A long-brewing dispute over profits from the smash TV hit "The Walking Dead" just got real, with the program's former showrunner suing network AMC for a whopping $280 million.
Frank Darabont was best known as the director behind hits like "The Shawshank Redemption" and "The Green Mile" before he came across the original "Walking Dead" comic books. Inspired by the story, and with the permission of comic book creator Robert Kirkman, Darabont began approaching television networks to adapt the long-running comic book series into a horror-drama TV serial.
While several networks turned down the opportunity to adapt the gory source material, AMC was looking to develop more original content, and picked up the series with Darabont as showrunner and executive producer.
Darabont was responsible for "The Walking Dead's" highly lauded first season and had already begun production on the second season when AMC fired him.
The network blamed Darabont for a director's screw-up in the early shooting of the second season, according to the Hollywood Reporter.
But Glenn Mazzara, who became Darabont's successor, testified in a deposition that Darabont went above and beyond to smooth out problems on-set -- including flying to Georgia ahead of shooting to meet with the religious family who owned the second season's famous "Herschel Greene farm" to convince them to allow the show to shoot there.
The real reason AMC canned Darabont, the former showrunner said in his lawsuit, was because of disputes over the show's budget. Despite the fact that "The Walking Dead" was AMC's most successful show -- with its biggest-ever premiere -- executives slashed the budget by $400,000 per episode, according to the deposition obtained by the Hollywood Reporter.
I remember Joel Stillerman [president of original programming and development for AMC], in a meeting in my office, when we were all discussing the issues of the upcoming season, we said to him, "Surely that the success of the show, which, by the way, you guys are bragging about because we keep getting e-mails saying, "Hey, we're breaking viewership records in 120 countries around the world by hundreds of percent, in some countries by over 1,000%," at the same time we're hearing how successful the show is for you, you're telling us that this, this budget issue is not going to budge at all. And he said, "The success of the show has no bearing on this discussion," in a rather icy manner.
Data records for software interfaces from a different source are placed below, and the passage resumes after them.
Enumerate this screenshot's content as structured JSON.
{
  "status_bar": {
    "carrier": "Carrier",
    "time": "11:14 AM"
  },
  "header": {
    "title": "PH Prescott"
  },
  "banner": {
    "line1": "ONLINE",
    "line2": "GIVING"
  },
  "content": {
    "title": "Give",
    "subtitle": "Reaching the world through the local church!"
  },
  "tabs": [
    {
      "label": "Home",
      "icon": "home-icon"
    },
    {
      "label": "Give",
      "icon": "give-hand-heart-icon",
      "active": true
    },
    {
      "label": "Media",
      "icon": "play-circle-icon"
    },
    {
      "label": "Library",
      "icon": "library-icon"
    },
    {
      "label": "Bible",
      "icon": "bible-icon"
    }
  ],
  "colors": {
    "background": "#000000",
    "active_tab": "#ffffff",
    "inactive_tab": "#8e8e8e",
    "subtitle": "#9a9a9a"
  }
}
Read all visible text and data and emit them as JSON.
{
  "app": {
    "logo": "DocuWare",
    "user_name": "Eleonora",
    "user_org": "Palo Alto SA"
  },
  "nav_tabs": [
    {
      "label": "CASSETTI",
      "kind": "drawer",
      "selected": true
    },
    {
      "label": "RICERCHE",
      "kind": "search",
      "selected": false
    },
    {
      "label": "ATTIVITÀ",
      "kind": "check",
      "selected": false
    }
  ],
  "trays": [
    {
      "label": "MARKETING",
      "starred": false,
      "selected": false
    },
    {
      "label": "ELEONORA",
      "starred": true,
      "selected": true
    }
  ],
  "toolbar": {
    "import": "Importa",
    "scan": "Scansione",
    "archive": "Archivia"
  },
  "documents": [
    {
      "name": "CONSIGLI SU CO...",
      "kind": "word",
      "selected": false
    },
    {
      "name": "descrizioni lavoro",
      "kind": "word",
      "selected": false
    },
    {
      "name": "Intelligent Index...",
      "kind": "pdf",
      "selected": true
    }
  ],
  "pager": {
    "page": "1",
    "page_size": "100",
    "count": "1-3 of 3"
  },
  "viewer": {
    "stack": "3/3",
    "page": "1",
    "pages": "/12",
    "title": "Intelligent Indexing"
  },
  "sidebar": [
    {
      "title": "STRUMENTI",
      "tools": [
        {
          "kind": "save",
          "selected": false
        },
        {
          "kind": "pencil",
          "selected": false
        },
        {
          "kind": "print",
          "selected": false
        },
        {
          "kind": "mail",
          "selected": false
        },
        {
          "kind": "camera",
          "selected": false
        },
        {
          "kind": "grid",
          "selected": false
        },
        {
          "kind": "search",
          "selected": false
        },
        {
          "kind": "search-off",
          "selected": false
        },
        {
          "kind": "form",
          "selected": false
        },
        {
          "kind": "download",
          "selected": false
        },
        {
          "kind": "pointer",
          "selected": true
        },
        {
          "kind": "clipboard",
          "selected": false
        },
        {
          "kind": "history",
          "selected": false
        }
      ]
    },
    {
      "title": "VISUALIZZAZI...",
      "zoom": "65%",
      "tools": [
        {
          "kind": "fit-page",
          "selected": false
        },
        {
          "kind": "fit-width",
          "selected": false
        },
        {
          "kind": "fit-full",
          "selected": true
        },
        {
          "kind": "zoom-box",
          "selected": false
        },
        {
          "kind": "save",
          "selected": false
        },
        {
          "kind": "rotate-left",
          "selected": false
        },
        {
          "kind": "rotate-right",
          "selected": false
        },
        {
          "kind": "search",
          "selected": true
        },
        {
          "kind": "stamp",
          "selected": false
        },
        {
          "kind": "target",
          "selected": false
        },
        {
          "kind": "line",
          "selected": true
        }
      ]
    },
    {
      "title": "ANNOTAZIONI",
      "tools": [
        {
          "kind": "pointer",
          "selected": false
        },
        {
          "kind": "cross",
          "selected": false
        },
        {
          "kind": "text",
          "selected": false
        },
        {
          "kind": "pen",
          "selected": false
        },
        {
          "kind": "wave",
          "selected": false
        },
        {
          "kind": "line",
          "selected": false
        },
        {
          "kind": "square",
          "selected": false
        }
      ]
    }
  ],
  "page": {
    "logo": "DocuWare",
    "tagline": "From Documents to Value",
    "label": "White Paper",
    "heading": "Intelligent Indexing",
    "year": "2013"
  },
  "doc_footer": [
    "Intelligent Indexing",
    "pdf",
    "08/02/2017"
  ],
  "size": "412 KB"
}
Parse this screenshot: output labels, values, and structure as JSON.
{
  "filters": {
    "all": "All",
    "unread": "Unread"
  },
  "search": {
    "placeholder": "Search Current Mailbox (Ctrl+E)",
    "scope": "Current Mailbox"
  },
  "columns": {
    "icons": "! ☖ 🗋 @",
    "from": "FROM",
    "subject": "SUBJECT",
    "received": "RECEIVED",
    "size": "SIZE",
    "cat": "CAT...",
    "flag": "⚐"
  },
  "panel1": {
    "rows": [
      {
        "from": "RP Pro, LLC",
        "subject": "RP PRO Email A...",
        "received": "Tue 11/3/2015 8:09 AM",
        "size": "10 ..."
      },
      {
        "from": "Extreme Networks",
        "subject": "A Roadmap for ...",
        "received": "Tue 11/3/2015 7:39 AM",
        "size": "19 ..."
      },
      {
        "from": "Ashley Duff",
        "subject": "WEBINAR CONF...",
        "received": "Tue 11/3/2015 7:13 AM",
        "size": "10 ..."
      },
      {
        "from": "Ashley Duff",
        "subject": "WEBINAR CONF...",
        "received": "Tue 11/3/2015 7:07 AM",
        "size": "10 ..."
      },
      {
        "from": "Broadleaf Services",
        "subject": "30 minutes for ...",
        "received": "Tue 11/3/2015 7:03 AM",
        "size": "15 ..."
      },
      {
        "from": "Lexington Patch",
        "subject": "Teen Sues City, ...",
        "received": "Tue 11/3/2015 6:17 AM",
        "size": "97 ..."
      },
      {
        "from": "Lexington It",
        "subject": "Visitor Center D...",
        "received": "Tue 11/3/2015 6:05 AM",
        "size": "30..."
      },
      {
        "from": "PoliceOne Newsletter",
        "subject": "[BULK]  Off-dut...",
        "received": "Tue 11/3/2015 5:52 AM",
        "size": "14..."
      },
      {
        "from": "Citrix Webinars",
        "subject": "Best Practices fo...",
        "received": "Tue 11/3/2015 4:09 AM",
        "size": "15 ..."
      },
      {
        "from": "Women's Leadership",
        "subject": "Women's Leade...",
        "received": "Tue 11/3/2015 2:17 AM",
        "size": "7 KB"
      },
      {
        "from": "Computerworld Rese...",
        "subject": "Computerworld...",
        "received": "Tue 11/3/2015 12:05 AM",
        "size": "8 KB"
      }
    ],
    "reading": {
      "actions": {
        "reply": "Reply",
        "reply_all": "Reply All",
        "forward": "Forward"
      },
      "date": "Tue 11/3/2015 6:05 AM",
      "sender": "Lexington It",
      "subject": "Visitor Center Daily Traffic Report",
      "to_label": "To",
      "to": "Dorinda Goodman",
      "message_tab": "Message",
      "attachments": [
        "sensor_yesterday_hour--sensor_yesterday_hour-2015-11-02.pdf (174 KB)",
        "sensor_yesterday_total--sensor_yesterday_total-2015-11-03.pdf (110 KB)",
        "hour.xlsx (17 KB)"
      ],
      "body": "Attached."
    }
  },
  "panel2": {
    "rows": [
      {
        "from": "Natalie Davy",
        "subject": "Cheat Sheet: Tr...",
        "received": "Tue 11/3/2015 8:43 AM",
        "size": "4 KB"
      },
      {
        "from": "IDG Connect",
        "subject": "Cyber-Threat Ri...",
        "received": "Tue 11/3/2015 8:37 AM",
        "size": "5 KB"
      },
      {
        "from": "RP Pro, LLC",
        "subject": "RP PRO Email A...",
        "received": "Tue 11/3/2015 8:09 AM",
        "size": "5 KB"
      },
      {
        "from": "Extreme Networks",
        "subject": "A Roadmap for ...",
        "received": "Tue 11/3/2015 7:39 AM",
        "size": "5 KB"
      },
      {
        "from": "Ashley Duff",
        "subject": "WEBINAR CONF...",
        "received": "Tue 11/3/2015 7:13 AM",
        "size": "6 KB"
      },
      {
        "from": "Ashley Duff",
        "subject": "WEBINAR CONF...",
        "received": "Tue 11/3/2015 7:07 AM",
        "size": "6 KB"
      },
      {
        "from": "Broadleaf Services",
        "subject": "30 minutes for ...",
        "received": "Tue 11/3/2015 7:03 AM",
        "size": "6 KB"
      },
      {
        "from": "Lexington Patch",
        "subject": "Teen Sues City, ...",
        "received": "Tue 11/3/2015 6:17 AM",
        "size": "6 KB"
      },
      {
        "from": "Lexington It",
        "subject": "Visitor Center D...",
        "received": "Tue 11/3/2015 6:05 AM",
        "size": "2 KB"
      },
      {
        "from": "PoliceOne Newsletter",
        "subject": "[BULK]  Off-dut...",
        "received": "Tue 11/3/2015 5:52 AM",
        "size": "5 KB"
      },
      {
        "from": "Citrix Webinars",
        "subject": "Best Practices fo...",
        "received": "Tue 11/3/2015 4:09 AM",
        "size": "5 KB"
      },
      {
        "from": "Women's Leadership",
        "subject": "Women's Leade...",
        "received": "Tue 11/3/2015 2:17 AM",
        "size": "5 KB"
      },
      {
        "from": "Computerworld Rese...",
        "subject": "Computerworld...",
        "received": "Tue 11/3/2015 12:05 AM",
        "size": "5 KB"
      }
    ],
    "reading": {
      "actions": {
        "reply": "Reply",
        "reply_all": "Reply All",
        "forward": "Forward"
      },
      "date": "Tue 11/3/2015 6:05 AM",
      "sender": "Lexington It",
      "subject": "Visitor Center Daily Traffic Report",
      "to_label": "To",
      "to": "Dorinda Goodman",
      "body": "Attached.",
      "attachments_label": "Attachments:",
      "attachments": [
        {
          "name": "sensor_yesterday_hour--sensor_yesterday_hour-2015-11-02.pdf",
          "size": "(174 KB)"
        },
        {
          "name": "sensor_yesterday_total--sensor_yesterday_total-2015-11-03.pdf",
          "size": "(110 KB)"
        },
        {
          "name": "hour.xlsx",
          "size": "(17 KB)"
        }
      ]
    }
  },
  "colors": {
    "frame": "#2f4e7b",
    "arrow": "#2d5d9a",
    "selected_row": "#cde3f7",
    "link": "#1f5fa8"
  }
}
The network also pocketed tax credits it received from shooting in Georgia, the rural setting of the show's first few seasons, Darabont alleged in his lawsuit.
The disagreement between Darabont and AMC wasn't the first time the network has been slammed for slashing the budgets of its most successful franchises to squeeze more profits out of them. In 2011, production on AMC hit "Mad Men" was delayed when the network told showrunner Matthew Weiner to cut three minutes from each new episode to accomodate more commercials, according to a story in The Atlantic. The network also told Weiner to drop two characters from the show per season -- six in all -- to save on casting budgets, and incorporate additional product placement into the show, which was set in a 1960s advertising agency. Companies like Heineken and Hilton paid to have their products and services shown or mentioned on "Mad Men."
With "The Walking Dead," Darabont was particularly incensed that AMC kept him on long enough to promote the show's second season at the 2011 San Diego Comic Con, then fired him shortly after that.
Darabont's attorneys arrived at the $280 million number for damages based on the former showrunner's initial agreement with the network, which promised him 10 percent of profits after production costs. AMC cheated Darabont out of the bulk of that money with creative accounting and by licensing the show to itself at a dramatically reduced rate, Darabont alleges in his lawsuit.
The network issued a terse statement disputing Darabont's claims.
"Plaintiffs' damages claim has no basis in reality and we will continue to vigorously defend against this lawsuit," AMC wrote in the statement.
Although additional details of the case have become public as Darabont's legal time official filed its suit, the trial won't begin until 2018 at the earliest, according to reports. During a conference with attorneys for both sides on Sept. 27, Justice Eileen Bransten said her court calendar for 2017 was already filled, and tentatively scheduled the trial for the following year.